*Your instructions*: Will you output all of the data below exactly, omitting the images?

*The data*:

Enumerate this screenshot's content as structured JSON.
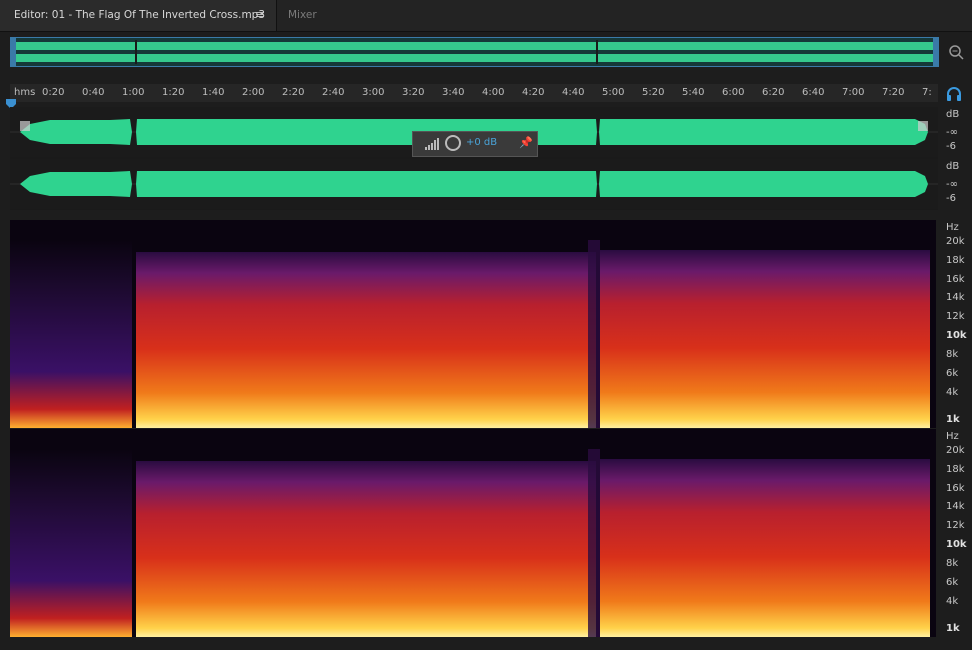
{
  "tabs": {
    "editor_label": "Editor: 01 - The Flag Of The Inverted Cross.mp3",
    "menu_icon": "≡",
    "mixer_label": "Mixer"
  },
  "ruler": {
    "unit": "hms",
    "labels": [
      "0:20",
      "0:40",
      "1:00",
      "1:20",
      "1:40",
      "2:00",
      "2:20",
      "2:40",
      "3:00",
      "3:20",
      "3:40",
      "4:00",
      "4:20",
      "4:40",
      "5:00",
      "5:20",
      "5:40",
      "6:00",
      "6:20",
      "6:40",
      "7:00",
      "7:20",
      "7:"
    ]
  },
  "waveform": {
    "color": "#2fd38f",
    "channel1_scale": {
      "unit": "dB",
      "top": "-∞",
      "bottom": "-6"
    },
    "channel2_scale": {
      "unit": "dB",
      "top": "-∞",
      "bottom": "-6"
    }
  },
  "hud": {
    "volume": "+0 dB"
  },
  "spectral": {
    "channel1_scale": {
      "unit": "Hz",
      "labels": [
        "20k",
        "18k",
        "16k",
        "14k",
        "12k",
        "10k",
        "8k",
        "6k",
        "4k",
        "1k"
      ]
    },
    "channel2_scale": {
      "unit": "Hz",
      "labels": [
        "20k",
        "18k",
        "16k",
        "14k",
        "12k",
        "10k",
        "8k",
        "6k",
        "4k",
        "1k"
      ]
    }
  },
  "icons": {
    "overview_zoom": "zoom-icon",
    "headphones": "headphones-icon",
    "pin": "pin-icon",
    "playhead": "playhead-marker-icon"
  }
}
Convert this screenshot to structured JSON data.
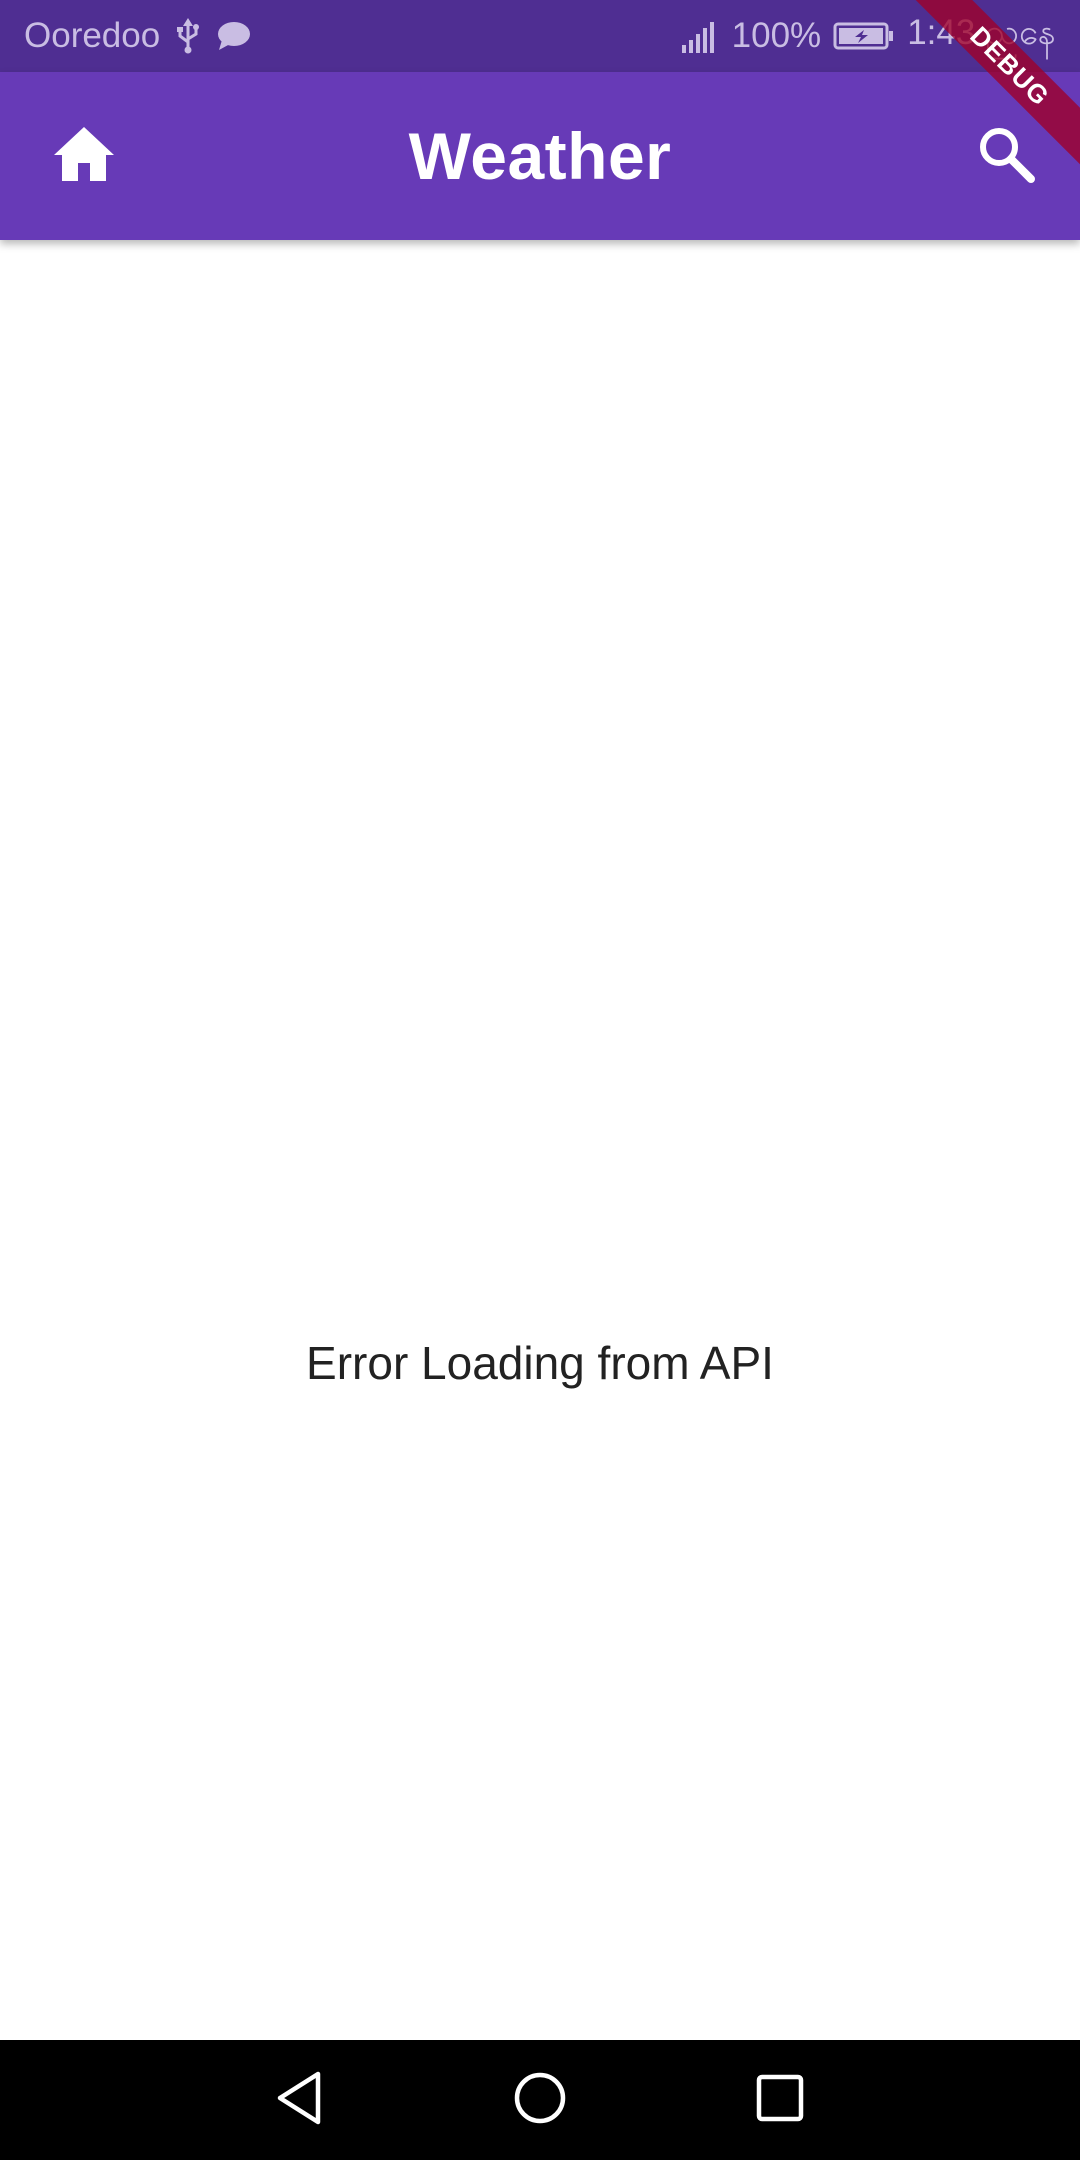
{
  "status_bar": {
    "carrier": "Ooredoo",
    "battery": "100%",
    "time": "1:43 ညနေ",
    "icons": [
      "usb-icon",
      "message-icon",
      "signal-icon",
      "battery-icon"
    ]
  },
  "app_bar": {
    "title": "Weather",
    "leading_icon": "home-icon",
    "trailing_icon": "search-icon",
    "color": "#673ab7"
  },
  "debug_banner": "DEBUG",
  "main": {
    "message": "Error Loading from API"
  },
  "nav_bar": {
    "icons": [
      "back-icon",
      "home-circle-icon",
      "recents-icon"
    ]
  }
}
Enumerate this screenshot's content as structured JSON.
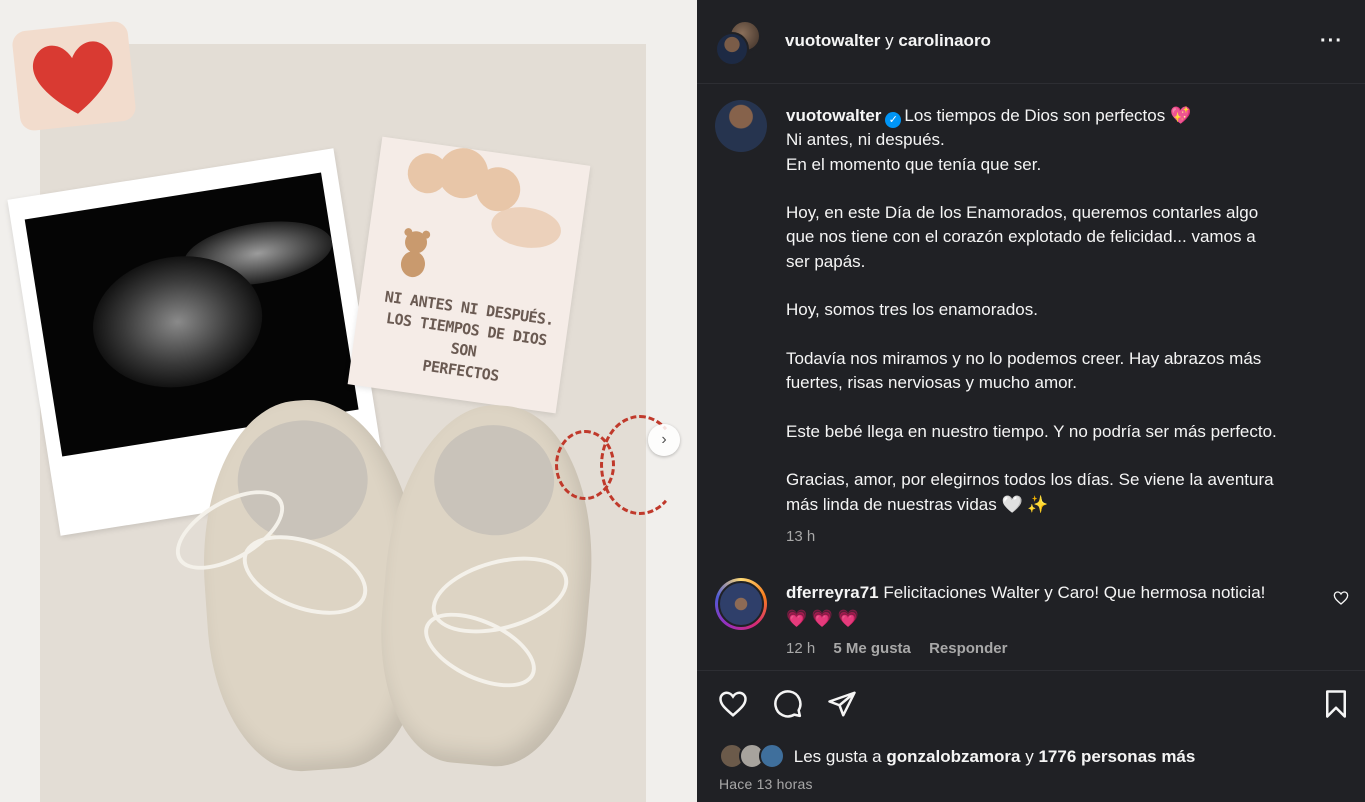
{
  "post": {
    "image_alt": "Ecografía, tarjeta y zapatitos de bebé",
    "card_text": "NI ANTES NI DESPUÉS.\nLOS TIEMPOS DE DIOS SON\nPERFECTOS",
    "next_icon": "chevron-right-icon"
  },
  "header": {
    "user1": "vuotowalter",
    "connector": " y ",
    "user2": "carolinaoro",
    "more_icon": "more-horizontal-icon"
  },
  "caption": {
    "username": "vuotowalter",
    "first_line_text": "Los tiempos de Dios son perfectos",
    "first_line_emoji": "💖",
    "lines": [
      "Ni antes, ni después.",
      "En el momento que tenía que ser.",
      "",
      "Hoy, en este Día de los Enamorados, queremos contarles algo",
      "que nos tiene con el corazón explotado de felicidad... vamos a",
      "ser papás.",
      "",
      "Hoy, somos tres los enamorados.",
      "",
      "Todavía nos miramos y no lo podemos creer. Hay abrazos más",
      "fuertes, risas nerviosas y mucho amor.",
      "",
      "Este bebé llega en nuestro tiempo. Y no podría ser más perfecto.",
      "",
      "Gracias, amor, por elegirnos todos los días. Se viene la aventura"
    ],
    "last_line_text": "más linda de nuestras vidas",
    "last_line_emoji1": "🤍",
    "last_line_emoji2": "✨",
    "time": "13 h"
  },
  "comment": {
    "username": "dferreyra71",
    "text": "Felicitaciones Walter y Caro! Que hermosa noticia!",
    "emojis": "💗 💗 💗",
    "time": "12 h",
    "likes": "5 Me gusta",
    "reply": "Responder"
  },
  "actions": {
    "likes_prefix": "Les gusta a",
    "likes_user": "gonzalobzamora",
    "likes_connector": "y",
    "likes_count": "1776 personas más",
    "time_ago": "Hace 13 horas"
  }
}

*Completed task*:
Enumerate this screenshot's content as structured JSON.
{
  "tabs": {
    "editor_label": "Editor: 01 - The Flag Of The Inverted Cross.mp3",
    "menu_icon": "≡",
    "mixer_label": "Mixer"
  },
  "ruler": {
    "unit": "hms",
    "labels": [
      "0:20",
      "0:40",
      "1:00",
      "1:20",
      "1:40",
      "2:00",
      "2:20",
      "2:40",
      "3:00",
      "3:20",
      "3:40",
      "4:00",
      "4:20",
      "4:40",
      "5:00",
      "5:20",
      "5:40",
      "6:00",
      "6:20",
      "6:40",
      "7:00",
      "7:20",
      "7:"
    ]
  },
  "waveform": {
    "color": "#2fd38f",
    "channel1_scale": {
      "unit": "dB",
      "top": "-∞",
      "bottom": "-6"
    },
    "channel2_scale": {
      "unit": "dB",
      "top": "-∞",
      "bottom": "-6"
    }
  },
  "hud": {
    "volume": "+0 dB"
  },
  "spectral": {
    "channel1_scale": {
      "unit": "Hz",
      "labels": [
        "20k",
        "18k",
        "16k",
        "14k",
        "12k",
        "10k",
        "8k",
        "6k",
        "4k",
        "1k"
      ]
    },
    "channel2_scale": {
      "unit": "Hz",
      "labels": [
        "20k",
        "18k",
        "16k",
        "14k",
        "12k",
        "10k",
        "8k",
        "6k",
        "4k",
        "1k"
      ]
    }
  },
  "icons": {
    "overview_zoom": "zoom-icon",
    "headphones": "headphones-icon",
    "pin": "pin-icon",
    "playhead": "playhead-marker-icon"
  }
}
Convert this screenshot to structured JSON data.
{
  "status_bar": {
    "carrier": "Ooredoo",
    "battery": "100%",
    "time": "1:43 ညနေ",
    "icons": [
      "usb-icon",
      "message-icon",
      "signal-icon",
      "battery-icon"
    ]
  },
  "app_bar": {
    "title": "Weather",
    "leading_icon": "home-icon",
    "trailing_icon": "search-icon",
    "color": "#673ab7"
  },
  "debug_banner": "DEBUG",
  "main": {
    "message": "Error Loading from API"
  },
  "nav_bar": {
    "icons": [
      "back-icon",
      "home-circle-icon",
      "recents-icon"
    ]
  }
}
Enumerate this screenshot's content as structured JSON.
{
  "post": {
    "image_alt": "Ecografía, tarjeta y zapatitos de bebé",
    "card_text": "NI ANTES NI DESPUÉS.\nLOS TIEMPOS DE DIOS SON\nPERFECTOS",
    "next_icon": "chevron-right-icon"
  },
  "header": {
    "user1": "vuotowalter",
    "connector": " y ",
    "user2": "carolinaoro",
    "more_icon": "more-horizontal-icon"
  },
  "caption": {
    "username": "vuotowalter",
    "first_line_text": "Los tiempos de Dios son perfectos",
    "first_line_emoji": "💖",
    "lines": [
      "Ni antes, ni después.",
      "En el momento que tenía que ser.",
      "",
      "Hoy, en este Día de los Enamorados, queremos contarles algo",
      "que nos tiene con el corazón explotado de felicidad... vamos a",
      "ser papás.",
      "",
      "Hoy, somos tres los enamorados.",
      "",
      "Todavía nos miramos y no lo podemos creer. Hay abrazos más",
      "fuertes, risas nerviosas y mucho amor.",
      "",
      "Este bebé llega en nuestro tiempo. Y no podría ser más perfecto.",
      "",
      "Gracias, amor, por elegirnos todos los días. Se viene la aventura"
    ],
    "last_line_text": "más linda de nuestras vidas",
    "last_line_emoji1": "🤍",
    "last_line_emoji2": "✨",
    "time": "13 h"
  },
  "comment": {
    "username": "dferreyra71",
    "text": "Felicitaciones Walter y Caro! Que hermosa noticia!",
    "emojis": "💗 💗 💗",
    "time": "12 h",
    "likes": "5 Me gusta",
    "reply": "Responder"
  },
  "actions": {
    "likes_prefix": "Les gusta a",
    "likes_user": "gonzalobzamora",
    "likes_connector": "y",
    "likes_count": "1776 personas más",
    "time_ago": "Hace 13 horas"
  }
}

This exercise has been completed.